*Stored items from a collection:*
= Beginning of Section =

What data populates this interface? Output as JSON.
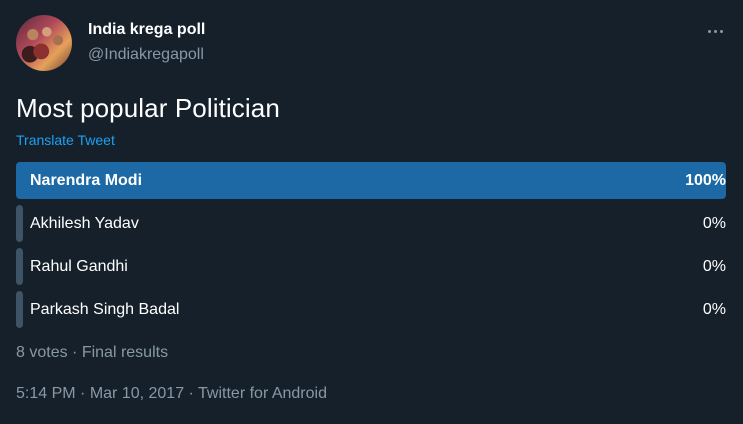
{
  "author": {
    "display_name": "India krega poll",
    "handle": "@Indiakregapoll"
  },
  "tweet": {
    "text": "Most popular Politician",
    "translate_label": "Translate Tweet"
  },
  "poll": {
    "options": [
      {
        "label": "Narendra Modi",
        "percent_text": "100%",
        "fraction": 1.0,
        "winner": true
      },
      {
        "label": "Akhilesh Yadav",
        "percent_text": "0%",
        "fraction": 0.0,
        "winner": false
      },
      {
        "label": "Rahul Gandhi",
        "percent_text": "0%",
        "fraction": 0.0,
        "winner": false
      },
      {
        "label": "Parkash Singh Badal",
        "percent_text": "0%",
        "fraction": 0.0,
        "winner": false
      }
    ],
    "votes_text": "8 votes",
    "separator": " · ",
    "status_text": "Final results"
  },
  "meta": {
    "time": "5:14 PM",
    "date": "Mar 10, 2017",
    "source": "Twitter for Android",
    "separator": " · "
  },
  "colors": {
    "background": "#15202b",
    "winner_bar": "#1d69a5",
    "other_bar": "#3d5466",
    "link": "#1da1f2",
    "muted": "#8899a6"
  },
  "icons": {
    "more": "more-horizontal-icon"
  }
}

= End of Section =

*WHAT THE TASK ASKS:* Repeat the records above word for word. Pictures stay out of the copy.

*ANSWER SECTION:*
What data populates this interface? Output as JSON.
{
  "author": {
    "display_name": "India krega poll",
    "handle": "@Indiakregapoll"
  },
  "tweet": {
    "text": "Most popular Politician",
    "translate_label": "Translate Tweet"
  },
  "poll": {
    "options": [
      {
        "label": "Narendra Modi",
        "percent_text": "100%",
        "fraction": 1.0,
        "winner": true
      },
      {
        "label": "Akhilesh Yadav",
        "percent_text": "0%",
        "fraction": 0.0,
        "winner": false
      },
      {
        "label": "Rahul Gandhi",
        "percent_text": "0%",
        "fraction": 0.0,
        "winner": false
      },
      {
        "label": "Parkash Singh Badal",
        "percent_text": "0%",
        "fraction": 0.0,
        "winner": false
      }
    ],
    "votes_text": "8 votes",
    "separator": " · ",
    "status_text": "Final results"
  },
  "meta": {
    "time": "5:14 PM",
    "date": "Mar 10, 2017",
    "source": "Twitter for Android",
    "separator": " · "
  },
  "colors": {
    "background": "#15202b",
    "winner_bar": "#1d69a5",
    "other_bar": "#3d5466",
    "link": "#1da1f2",
    "muted": "#8899a6"
  },
  "icons": {
    "more": "more-horizontal-icon"
  }
}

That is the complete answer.